Since the purpose of our study is concentrated on the general theme of Friday night in the home, we shall not be following the sections of the Shulĥan Arukh in consecutive order. We shall omit those sections that have no immediate relevance to our main topic. Thus we omit sections 243-248, which are concerned with the circumstances in which it is permitted to avail oneself of the services of a non-Jew on Shabbat. We resume our study at section 249, which consists of four paragraphs; but only two of these paragraphs are pertinent to our present purposes.
I have given the section the general description in English of "Laws Concerning the Day Before Shabbat". The original Hebrew circumscription, of course, refers to Erev Shabbat. I tried to avoid this term (and its cognate English rendition Sabbath Eve) because, as I pointed out in our last shiur, it is now customary to refer to Friday night as Erev Shabbat. Strictly speaking this is a misnomer. In rabbinic parlance Erev Shabbat denotes Friday ('the day before Shabbat'), and the appropriate term for Friday night is Leyl Shabbat [Sabbath night].
We have already noted several times that the 'magic' of Shabbat is created by careful preparation (perhaps that should have been spelled care-full). If it is to be allowed to work its full magic one must leave time to prepare for the holy day. In our last shiur we saw how in bygone days sages would think of the needs of Shabbat on every day of the week, and take the opportunity to prepare something for the day whenever the opportunity presented itself. We also saw how an ancient regulation required laundry to be done on Thursdays so as to leave Friday free for Sabbath preparations. Section 249 now introduces a new consideration: travel. If one is travelling long distances on the day before Shabbat one cannot prepare for Shabbat as freely and as fully as one would do if one had dedicated the whole of Friday to Sabbath preparations.
However, it is interesting to note how the urgency of the prohibition of extensive travel on Fridays decreases as the means of travel improve. The unit of length used in paragraph 1 of section 249 is the Hebrew term parsah.
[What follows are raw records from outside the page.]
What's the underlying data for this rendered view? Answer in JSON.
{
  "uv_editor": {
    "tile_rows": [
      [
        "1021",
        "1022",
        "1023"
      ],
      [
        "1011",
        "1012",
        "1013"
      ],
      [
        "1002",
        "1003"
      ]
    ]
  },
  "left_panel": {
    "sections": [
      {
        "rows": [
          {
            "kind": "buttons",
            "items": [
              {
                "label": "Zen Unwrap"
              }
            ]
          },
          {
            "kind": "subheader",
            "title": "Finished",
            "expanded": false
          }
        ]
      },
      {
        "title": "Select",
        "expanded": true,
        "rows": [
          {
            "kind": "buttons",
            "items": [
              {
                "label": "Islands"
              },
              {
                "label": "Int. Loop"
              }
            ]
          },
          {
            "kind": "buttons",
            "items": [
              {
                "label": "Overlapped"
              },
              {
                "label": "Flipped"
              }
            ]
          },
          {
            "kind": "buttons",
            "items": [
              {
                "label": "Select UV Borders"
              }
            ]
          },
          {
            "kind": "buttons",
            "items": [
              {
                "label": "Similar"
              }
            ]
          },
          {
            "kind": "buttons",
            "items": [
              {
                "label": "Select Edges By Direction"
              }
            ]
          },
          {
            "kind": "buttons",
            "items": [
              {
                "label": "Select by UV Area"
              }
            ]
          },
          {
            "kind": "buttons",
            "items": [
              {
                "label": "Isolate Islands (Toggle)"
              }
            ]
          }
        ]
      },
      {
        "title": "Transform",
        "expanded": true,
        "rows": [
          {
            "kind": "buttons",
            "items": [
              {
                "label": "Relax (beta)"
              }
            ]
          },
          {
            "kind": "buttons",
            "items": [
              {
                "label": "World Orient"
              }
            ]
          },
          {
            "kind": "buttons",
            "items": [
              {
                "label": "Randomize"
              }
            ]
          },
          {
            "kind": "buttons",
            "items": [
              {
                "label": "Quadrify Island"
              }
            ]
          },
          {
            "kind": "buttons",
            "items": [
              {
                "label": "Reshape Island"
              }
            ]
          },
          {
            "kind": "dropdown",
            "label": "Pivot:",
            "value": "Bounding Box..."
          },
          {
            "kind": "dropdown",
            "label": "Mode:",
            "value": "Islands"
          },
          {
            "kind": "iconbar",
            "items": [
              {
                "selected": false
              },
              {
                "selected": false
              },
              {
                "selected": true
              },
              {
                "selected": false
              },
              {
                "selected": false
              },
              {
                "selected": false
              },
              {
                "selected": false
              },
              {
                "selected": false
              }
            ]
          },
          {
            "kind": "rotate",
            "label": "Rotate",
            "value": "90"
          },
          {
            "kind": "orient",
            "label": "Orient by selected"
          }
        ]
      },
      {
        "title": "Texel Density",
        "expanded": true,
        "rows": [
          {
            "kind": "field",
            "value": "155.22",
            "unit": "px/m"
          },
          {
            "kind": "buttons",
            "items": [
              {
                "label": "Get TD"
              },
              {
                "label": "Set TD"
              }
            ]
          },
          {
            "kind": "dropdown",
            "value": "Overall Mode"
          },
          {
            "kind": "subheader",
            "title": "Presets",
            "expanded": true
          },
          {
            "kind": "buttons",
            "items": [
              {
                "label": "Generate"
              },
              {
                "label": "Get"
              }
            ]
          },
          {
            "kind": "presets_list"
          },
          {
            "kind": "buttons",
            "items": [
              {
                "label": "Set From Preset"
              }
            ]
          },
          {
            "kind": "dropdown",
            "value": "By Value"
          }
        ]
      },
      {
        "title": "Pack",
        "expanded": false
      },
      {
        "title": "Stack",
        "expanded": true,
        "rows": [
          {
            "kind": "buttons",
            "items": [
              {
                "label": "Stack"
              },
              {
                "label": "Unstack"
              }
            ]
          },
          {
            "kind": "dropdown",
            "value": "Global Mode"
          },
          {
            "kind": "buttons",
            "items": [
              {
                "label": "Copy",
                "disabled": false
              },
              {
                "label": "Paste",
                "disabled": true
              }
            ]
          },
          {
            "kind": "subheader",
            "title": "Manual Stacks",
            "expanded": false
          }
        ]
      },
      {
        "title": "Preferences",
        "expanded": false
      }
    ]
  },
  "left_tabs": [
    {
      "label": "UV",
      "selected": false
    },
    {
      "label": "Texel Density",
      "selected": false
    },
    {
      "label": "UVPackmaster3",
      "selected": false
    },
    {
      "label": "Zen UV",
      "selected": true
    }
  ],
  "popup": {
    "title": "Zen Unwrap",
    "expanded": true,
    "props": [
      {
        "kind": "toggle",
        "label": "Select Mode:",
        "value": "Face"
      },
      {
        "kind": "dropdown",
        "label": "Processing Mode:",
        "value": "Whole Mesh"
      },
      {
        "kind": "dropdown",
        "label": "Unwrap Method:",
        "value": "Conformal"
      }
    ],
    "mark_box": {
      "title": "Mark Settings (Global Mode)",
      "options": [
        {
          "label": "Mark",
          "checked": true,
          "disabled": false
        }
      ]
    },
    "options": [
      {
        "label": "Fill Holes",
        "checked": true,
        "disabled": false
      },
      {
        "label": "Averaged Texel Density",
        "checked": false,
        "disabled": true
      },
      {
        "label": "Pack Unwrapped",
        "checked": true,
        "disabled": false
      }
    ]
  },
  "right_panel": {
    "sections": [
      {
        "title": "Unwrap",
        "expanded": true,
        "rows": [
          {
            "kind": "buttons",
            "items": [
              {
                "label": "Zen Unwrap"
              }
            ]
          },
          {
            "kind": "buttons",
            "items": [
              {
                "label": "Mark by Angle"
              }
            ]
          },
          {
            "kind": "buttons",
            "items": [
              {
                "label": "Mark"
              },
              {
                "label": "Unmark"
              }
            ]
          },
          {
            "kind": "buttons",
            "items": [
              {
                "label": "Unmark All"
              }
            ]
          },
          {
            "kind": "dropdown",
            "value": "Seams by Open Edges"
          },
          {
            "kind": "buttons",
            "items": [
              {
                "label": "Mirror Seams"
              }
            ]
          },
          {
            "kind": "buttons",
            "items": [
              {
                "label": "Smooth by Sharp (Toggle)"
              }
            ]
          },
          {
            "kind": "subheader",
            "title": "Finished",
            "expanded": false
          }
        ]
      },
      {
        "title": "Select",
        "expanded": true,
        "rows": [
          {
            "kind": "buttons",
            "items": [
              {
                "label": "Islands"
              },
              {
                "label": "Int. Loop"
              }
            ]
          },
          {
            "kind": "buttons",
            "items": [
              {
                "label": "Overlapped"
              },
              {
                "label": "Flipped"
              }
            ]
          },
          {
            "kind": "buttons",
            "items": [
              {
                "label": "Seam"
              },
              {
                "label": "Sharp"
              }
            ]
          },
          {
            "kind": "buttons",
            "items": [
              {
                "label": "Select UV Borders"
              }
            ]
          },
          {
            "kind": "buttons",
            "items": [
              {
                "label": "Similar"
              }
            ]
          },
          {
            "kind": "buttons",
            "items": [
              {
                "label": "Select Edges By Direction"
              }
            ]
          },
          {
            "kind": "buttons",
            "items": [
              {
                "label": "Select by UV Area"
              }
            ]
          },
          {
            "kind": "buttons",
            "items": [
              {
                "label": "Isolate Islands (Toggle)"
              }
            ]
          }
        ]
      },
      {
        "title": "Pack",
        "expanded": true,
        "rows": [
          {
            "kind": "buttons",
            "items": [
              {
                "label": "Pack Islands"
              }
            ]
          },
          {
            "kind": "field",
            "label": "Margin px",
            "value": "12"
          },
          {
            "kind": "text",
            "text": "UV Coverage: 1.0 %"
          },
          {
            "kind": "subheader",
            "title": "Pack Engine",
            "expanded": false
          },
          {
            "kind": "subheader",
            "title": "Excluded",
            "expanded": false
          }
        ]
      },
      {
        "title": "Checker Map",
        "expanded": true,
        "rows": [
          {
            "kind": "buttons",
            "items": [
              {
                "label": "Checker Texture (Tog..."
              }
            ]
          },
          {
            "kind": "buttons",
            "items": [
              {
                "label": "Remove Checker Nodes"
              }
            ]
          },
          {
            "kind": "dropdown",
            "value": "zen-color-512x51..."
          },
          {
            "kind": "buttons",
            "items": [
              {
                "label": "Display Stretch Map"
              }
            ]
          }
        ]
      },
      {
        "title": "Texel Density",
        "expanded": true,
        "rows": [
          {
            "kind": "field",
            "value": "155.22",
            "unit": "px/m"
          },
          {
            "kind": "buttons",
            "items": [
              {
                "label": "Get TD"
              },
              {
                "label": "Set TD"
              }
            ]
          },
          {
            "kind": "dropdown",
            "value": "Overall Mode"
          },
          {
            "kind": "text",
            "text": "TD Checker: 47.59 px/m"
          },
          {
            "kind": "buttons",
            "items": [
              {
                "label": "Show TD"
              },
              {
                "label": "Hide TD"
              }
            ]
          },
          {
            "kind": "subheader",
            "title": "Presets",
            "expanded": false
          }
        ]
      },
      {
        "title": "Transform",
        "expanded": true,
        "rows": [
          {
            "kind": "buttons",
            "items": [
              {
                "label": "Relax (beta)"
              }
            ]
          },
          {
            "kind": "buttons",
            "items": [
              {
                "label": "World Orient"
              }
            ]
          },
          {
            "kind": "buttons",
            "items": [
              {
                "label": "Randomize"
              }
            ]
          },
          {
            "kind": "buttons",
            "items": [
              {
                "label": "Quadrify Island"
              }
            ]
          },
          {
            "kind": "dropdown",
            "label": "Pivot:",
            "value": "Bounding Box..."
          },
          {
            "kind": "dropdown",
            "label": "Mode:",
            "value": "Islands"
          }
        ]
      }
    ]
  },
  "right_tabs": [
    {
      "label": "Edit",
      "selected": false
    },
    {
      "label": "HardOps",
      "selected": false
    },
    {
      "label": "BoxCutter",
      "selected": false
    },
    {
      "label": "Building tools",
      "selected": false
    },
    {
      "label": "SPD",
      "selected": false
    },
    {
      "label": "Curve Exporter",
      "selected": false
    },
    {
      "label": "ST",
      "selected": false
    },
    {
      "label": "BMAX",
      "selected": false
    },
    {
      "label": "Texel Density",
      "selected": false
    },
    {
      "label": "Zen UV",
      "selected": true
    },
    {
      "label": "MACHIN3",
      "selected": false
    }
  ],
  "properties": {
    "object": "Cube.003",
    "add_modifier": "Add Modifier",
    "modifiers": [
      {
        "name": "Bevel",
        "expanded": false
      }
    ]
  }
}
This is a unit of length which was originally borrowed from the Persian parasang. I have translated the term into English as 'league'. According to information that I found on the Internet the length of a league is now given as 4.828032017384 kilometres - how exact does one need to be?!. In the Gemara [Pesaĥim 93b] the length of a parsah is defined as being the equivalent of four mils. From various sources we can compute the length of the rabbinic mil as being the equivalent of 0.96 kilometres. (The rabbinic mil was cognate to the Roman mile, which was approximately one thousand paces [mille pasuum] at the Roman army's regulation pace.) We can thus compute that the 'league' (or parsah of our present section answers to very nearly 4 kilometres.
We can now appreciate the initial stipulation of our present section: "on Friday a journey that is more than three leagues [about twelve kilometres] long should not be undertaken, so that one can reach home while it is still day and have time to prepare what is necessary for the Shabbat meal." From various classical sources we know that a seasoned traveller on a weekday could expect to cover about forty kilometres between sunrise and sunset. That works out at around 3 1⁄3 kilometres per hour on an average day of twelve hours of daylight. This would suggest that one was expected to leave at least eight hours on Friday to prepare for Shabbat.
This was written by Rabbi Yosef Karo in mid 16th century, and obviously refers to a man travelling on foot. In his commentary on our section, called Pri Megadim, Rabbi Yosef Teomim [1727-1792], barely two hundred years later, hedges the restriction in the direction of liberality: